09 Sep Bully? Victim?: Steps to Safety and Healthy Empowerment
A family comes into my office visibly upset; their six year old was threatened on the bus two mornings ago. A few days later I get called because a teenager was pulled into the principal’s office for hitting a classmate who, it turned out, had been sending him threatening texts. Bullying situations can be frightening and confusing as a parent. When do you step in? Should you call the school or the other child’s parents? What if your child says to do nothing; do you let her or him handle it? This is a delicate process between advocating for your child’s safety, teaching him or her to be strong and empowered, and living in a small community with the same families for years.
I approach these situations from a triage model. First and foremost assess your child’s external and internal safety by talking to him or her. As we all know these situations can be very serious; if necessary please take your child directly to the hospital for injuries or suicidal thoughts. Assuming they are safe in the moment begin to assess the 1) level of violence, 2) frequency/time length, 3) intensity of impact on your child and 4) her or his age, to determine the level of intervention. To support psychological health your goal is the least invasive interventions possible that still addresses your child’s needs. Here are some examples from least to most invasive:

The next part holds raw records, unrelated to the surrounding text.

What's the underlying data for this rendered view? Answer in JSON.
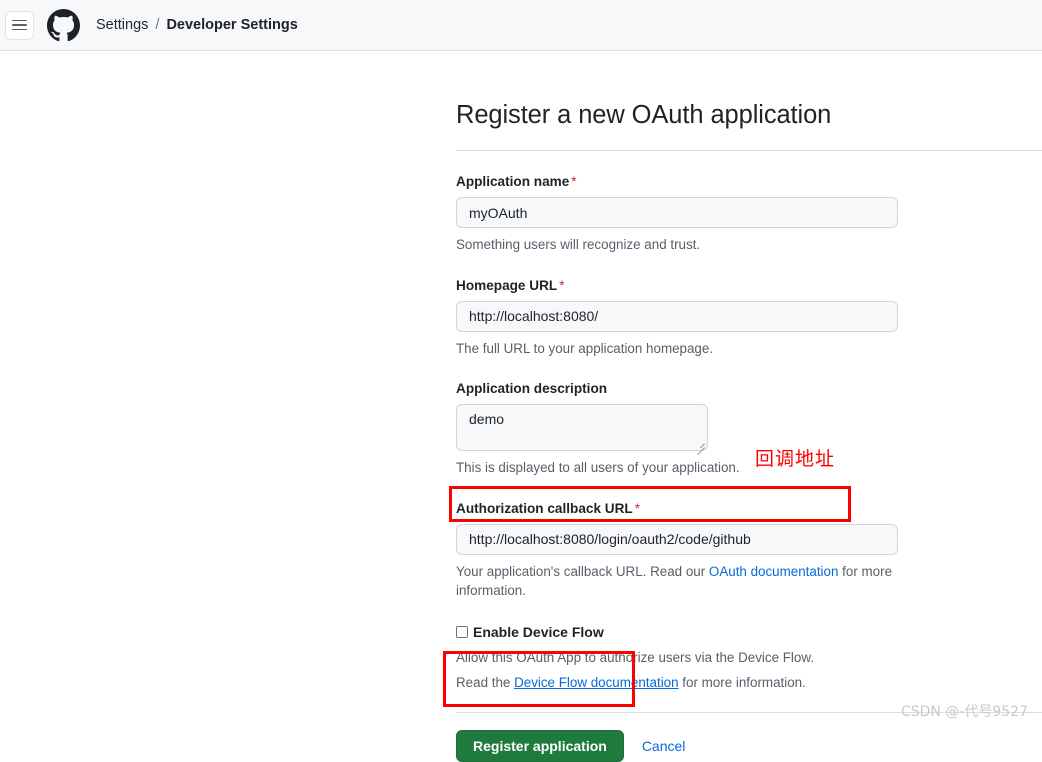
{
  "header": {
    "menu_icon": "hamburger-menu-icon",
    "logo_icon": "github-logo-icon",
    "breadcrumb": {
      "parent": "Settings",
      "separator": "/",
      "current": "Developer Settings"
    }
  },
  "page": {
    "title": "Register a new OAuth application"
  },
  "form": {
    "app_name": {
      "label": "Application name",
      "required_marker": "*",
      "value": "myOAuth",
      "help": "Something users will recognize and trust."
    },
    "homepage_url": {
      "label": "Homepage URL",
      "required_marker": "*",
      "value": "http://localhost:8080/",
      "help": "The full URL to your application homepage."
    },
    "app_description": {
      "label": "Application description",
      "value": "demo",
      "help": "This is displayed to all users of your application."
    },
    "callback_url": {
      "label": "Authorization callback URL",
      "required_marker": "*",
      "value": "http://localhost:8080/login/oauth2/code/github",
      "help_prefix": "Your application's callback URL. Read our ",
      "help_link": "OAuth documentation",
      "help_suffix": " for more information."
    },
    "device_flow": {
      "label": "Enable Device Flow",
      "checked": false,
      "help_line1": "Allow this OAuth App to authorize users via the Device Flow.",
      "help_line2_prefix": "Read the ",
      "help_line2_link": "Device Flow documentation",
      "help_line2_suffix": " for more information."
    }
  },
  "actions": {
    "submit_label": "Register application",
    "cancel_label": "Cancel"
  },
  "annotations": {
    "callback_note": "回调地址",
    "note_color": "#fe0000",
    "highlight_color": "#fe0000"
  },
  "watermark": {
    "text": "CSDN @-代号9527"
  },
  "theme": {
    "header_bg": "#f6f8fa",
    "input_bg": "#f6f8fa",
    "border": "#d0d7de",
    "link": "#0969da",
    "submit_green": "#1f7a3d",
    "required_red": "#cf222e",
    "muted_text": "#57606a"
  }
}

1) talk about experience and emotions with your child
2) create a plan with your child if in similar situation in future such as…find an adult; don’t respond to text; call a friend; speak a phrase slowly, firmly, loudly (“Please leave me alone”); walk away

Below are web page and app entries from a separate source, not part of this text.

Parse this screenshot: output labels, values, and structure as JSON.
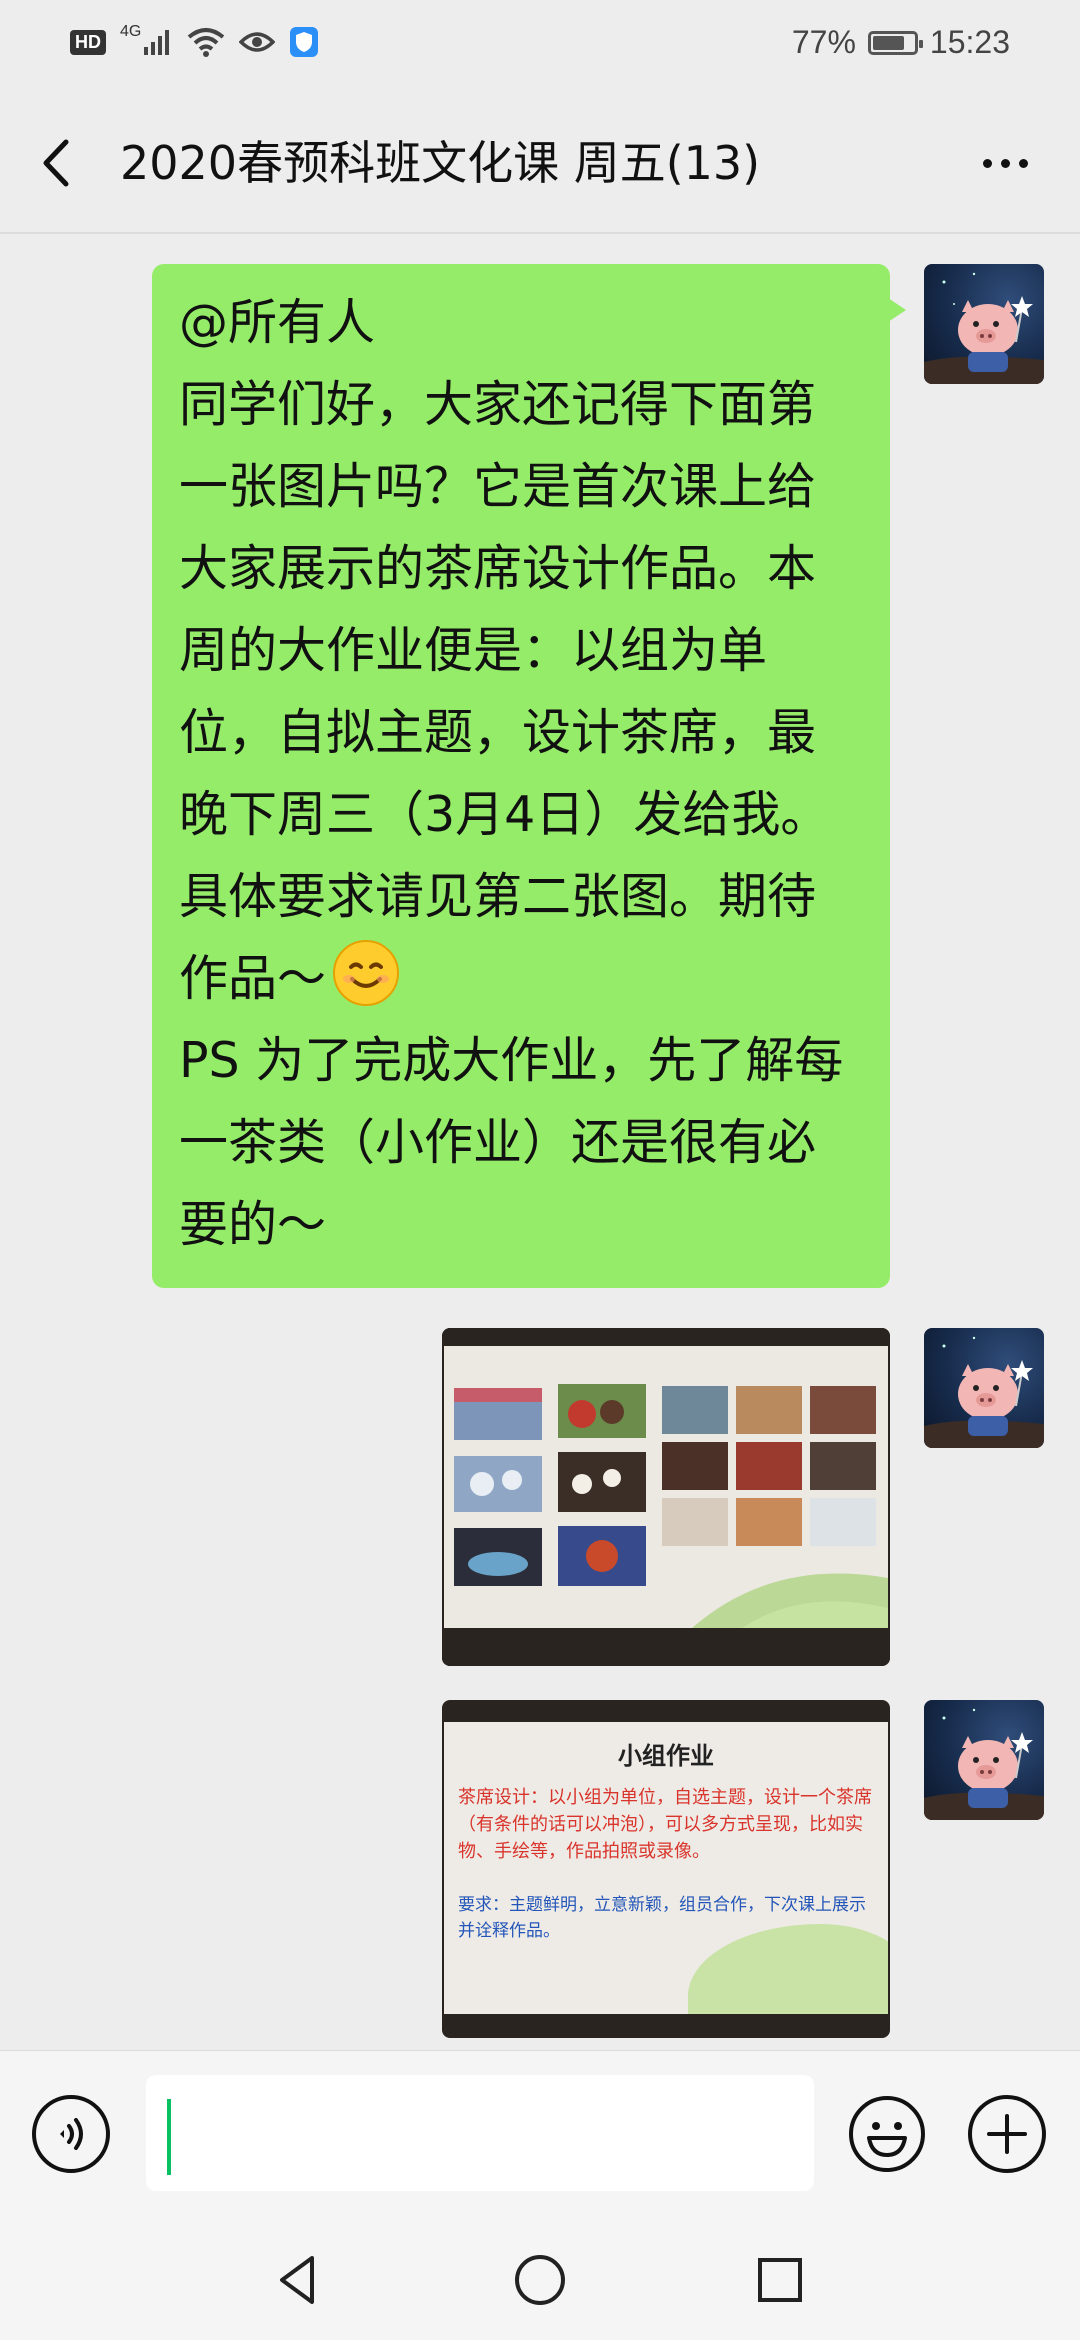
{
  "status_bar": {
    "hd_badge": "HD",
    "network": "4G",
    "battery_text": "77%",
    "battery_level": 0.77,
    "time": "15:23"
  },
  "header": {
    "title": "2020春预科班文化课 周五(13)",
    "back_icon": "chevron-left-icon",
    "more_icon": "more-dots-icon"
  },
  "messages": [
    {
      "type": "text",
      "sender": "self",
      "mention": "@所有人",
      "text_before_emoji": "同学们好，大家还记得下面第一张图片吗？它是首次课上给大家展示的茶席设计作品。本周的大作业便是：以组为单位，自拟主题，设计茶席，最晚下周三（3月4日）发给我。具体要求请见第二张图。期待作品～",
      "emoji": "smile-emoji",
      "text_after_emoji": "PS 为了完成大作业，先了解每一茶类（小作业）还是很有必要的～"
    },
    {
      "type": "image",
      "sender": "self",
      "image": "photo-of-slide-with-tea-set-photos"
    },
    {
      "type": "image",
      "sender": "self",
      "image": "photo-of-slide-group-assignment",
      "slide_title": "小组作业",
      "slide_text_red": "茶席设计：以小组为单位，自选主题，设计一个茶席（有条件的话可以冲泡），可以多方式呈现，比如实物、手绘等，作品拍照或录像。",
      "slide_text_blue": "要求：主题鲜明，立意新颖，组员合作，下次课上展示并诠释作品。"
    }
  ],
  "input_bar": {
    "voice_icon": "voice-icon",
    "input_value": "",
    "emoji_icon": "emoji-icon",
    "add_icon": "plus-icon"
  },
  "nav_bar": {
    "back_icon": "triangle-back-icon",
    "home_icon": "circle-home-icon",
    "recents_icon": "square-recents-icon"
  },
  "colors": {
    "background": "#ededed",
    "bubble": "#95ec69",
    "cursor": "#07c160"
  }
}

3) role play with your child how to talk to other child tomorrow at school
4) talk with other child’s parents and plan a meeting where the families (adults and children) come together to talk about what happened and how to avoid this in the future
5) make an appointment the following day for you and your child to speak with the principal

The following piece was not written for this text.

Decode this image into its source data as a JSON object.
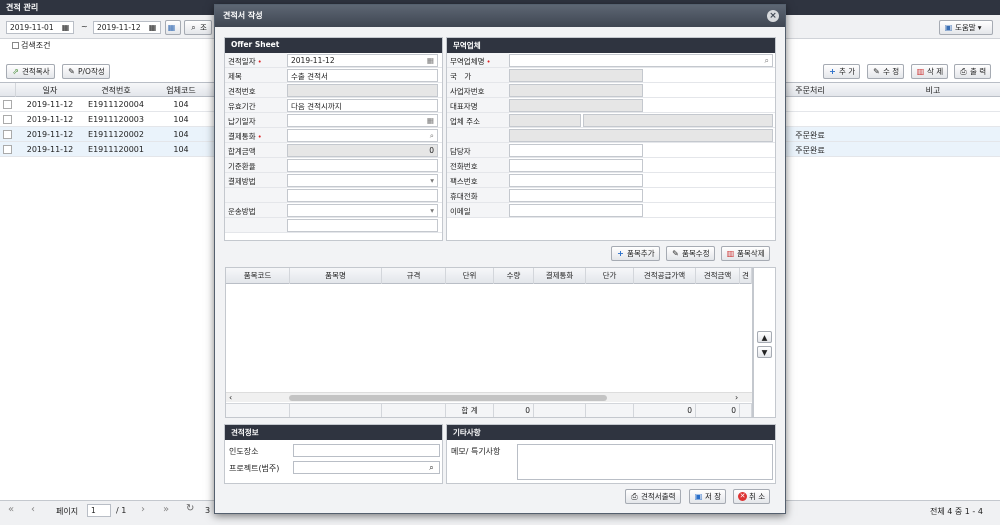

6) create a safety plan with the school before your child returns to school
7) call the police to report what happened
As adults how we handle these situations teaches our children and teens what healthy safety and empowerment looks like. As a community I believe we can work together to transform the victim/bully paradigm one situation at a time.